Open Access Open Badges Research article

Hospitalised neonates in Estonia commonly receive potentially harmful excipients

Jana Lass12*, Kaisa Naelapää3, Utpal Shah4, Ruth Käär5, Heili Varendi6, Mark A Turner78 and Irja Lutsar1

Author Affiliations

1 Institute of Microbiology, Tartu University, Tartu, Estonia

2 Pharmacy Department, Tartu University Hospital, Tartu, Estonia

3 Department of Pharmaceutics and Analytical Chemistry, Faculty of Health and Medical Sciences, University of Copenhagen, Copenhagen, Denmark

4 Cheshire, Merseyside & North Wales LRN, Medicines for Children Research Network, Alder Hey Children's NHS Foundation Trust, Liverpool, UK

5 Tallinn Children’s Hospital, Tallinn, Estonia

6 Children’s Clinic, Estonia Neonatal Unit, Tartu University Hospital, Tartu, Estonia

7 University of Liverpool, Liverpool, UK

8 Neonatal Unit, Liverpool Women’s Hospital, Liverpool, UK

For all author emails, please log on.

BMC Pediatrics 2012, 12:136  doi:10.1186/1471-2431-12-136

Published: 29 August 2012



Information on the neonatal exposure to excipients is limited. Our aim was to describe the extent of excipient intake by Estonian neonates; to classify the excipients according to potential neonatal toxicity and thereby to measure the extent of exposure of neonates to potentially harmful excipients.


A prospective cohort study that recorded all medicines prescribed to patients aged below 28 days admitted to Tartu University Hospital from 01.02-01.08 2008 and to Tallinn Children’s Hospital from 01.02- 01.08 2009 was conducted. Excipients were identified from Summaries of Product Characteristics and classified according to toxicity following a literature review.


1961 prescriptions comprising 107 medicines were written for 348/490 neonates admitted. A total of 123 excipients were found in 1620 (83%) prescriptions and 93 (87%) medicines. 47 (38%) of these excipients were classified as potentially or known to be harmful to neonates. Most neonates (97%) received at least one medicine (median number 2) with potentially or known to be harmful excipient. Parabens were the most commonly used known to be harmful excipients and sodium metabisulphite the most commonly used potentially harmful excipient, received by 343 (99%) and 297 (85%) of treated neonates, respectively.

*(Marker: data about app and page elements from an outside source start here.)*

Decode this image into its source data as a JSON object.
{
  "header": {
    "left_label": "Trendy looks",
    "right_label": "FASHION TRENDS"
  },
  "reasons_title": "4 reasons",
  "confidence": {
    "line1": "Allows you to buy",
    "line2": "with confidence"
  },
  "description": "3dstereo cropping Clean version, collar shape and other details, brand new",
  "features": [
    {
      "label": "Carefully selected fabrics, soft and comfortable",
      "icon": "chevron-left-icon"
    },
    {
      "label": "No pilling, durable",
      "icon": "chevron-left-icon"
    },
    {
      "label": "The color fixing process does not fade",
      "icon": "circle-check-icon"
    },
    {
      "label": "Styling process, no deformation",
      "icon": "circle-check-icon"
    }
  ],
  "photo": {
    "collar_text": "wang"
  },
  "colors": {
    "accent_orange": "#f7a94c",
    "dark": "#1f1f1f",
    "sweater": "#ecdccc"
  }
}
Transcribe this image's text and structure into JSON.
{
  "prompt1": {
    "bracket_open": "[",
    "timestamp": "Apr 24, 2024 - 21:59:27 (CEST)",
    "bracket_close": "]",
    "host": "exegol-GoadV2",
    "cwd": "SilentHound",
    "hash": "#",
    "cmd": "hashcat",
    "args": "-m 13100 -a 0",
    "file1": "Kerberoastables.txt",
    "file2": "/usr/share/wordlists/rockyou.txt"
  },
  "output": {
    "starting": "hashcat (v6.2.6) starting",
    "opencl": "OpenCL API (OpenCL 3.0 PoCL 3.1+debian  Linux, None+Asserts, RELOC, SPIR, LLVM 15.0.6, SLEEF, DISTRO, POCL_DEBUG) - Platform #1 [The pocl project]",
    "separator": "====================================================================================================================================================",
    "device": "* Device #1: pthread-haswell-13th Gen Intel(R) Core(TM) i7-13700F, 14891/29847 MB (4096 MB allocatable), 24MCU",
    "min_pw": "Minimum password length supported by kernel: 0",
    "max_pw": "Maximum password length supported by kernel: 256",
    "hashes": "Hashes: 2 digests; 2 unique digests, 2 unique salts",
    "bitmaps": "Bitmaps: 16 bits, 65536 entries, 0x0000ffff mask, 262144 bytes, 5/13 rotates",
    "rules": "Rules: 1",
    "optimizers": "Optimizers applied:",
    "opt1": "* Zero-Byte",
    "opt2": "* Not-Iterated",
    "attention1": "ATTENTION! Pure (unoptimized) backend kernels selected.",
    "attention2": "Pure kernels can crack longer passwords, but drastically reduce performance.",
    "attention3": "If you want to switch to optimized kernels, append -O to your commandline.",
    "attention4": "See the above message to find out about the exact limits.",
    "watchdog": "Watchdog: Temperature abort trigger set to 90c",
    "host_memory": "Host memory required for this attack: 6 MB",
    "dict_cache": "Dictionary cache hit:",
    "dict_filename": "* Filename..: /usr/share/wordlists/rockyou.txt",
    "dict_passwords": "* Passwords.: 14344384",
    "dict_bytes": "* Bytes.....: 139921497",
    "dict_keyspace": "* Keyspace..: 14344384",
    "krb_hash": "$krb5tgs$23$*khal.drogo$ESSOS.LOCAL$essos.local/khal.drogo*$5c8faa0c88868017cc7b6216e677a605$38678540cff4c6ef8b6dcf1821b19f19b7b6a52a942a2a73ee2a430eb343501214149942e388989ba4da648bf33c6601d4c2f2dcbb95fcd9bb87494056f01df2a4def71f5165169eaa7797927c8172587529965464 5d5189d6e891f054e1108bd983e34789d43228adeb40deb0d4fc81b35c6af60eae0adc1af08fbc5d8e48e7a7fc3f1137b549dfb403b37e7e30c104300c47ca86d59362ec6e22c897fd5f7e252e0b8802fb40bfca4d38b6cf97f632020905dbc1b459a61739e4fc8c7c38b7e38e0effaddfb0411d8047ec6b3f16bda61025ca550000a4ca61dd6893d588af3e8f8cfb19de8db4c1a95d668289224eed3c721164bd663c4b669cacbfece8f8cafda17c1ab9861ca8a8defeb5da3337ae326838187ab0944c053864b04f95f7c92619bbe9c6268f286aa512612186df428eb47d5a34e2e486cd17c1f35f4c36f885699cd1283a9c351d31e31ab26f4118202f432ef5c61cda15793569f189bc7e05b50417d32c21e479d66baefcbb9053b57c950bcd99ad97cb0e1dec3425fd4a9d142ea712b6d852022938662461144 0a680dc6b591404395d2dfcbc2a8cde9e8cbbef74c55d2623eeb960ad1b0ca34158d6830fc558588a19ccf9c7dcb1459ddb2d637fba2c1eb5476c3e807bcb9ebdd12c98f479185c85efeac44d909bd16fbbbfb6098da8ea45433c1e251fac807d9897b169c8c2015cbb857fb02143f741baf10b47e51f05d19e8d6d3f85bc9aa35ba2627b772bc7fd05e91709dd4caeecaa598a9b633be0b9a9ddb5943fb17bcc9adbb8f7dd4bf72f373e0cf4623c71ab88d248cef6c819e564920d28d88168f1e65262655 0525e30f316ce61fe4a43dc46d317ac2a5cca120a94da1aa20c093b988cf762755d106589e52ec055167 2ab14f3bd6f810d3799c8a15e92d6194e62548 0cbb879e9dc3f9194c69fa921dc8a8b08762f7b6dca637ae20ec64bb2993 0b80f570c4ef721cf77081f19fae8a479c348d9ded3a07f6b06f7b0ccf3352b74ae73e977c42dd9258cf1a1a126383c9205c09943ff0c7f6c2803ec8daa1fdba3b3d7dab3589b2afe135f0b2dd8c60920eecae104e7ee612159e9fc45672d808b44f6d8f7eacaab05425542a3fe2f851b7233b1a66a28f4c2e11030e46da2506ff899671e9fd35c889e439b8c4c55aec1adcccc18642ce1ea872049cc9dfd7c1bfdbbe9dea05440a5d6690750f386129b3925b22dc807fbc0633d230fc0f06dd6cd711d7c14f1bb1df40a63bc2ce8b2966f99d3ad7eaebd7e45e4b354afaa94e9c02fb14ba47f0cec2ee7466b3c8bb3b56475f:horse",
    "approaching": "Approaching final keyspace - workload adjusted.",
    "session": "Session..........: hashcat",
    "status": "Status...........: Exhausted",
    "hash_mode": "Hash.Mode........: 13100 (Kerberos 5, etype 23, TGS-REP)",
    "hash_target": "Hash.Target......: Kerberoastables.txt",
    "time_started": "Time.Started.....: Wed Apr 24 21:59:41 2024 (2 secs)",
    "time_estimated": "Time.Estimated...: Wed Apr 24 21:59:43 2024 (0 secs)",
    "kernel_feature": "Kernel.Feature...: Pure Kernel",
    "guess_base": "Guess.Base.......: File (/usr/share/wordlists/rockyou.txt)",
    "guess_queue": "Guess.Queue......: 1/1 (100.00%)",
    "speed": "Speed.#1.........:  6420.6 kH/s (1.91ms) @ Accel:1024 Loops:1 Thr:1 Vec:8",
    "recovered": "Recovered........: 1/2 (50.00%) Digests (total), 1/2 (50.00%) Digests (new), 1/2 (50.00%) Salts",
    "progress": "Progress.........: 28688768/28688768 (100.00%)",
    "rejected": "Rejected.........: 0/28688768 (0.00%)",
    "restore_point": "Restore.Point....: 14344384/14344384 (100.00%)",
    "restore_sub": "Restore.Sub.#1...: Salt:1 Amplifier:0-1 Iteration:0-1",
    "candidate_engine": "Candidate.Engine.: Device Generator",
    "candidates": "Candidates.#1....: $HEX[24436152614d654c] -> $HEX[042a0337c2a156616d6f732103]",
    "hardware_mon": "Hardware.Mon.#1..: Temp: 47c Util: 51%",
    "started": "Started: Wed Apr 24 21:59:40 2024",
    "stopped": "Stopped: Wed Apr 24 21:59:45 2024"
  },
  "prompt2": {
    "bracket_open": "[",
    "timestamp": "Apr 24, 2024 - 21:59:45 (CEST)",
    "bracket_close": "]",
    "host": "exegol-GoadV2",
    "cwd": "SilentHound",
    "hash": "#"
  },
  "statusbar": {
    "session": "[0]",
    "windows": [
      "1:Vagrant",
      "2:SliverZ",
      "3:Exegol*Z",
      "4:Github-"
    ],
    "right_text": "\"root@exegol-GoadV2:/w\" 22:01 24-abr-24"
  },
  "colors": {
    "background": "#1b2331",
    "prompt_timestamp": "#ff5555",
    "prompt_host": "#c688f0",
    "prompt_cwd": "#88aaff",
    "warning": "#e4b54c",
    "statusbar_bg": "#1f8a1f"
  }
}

Hospitalised neonates in Estonia are commonly receiving a wide range of excipients with their medication. Quantitative information about excipients should be made available to pharmacists and neonatologists helping them to take into account excipient issues when selecting medicines and to monitor for adverse effects if administration of medicines containing excipients is unavoidable.

Harmful excipient; Neonate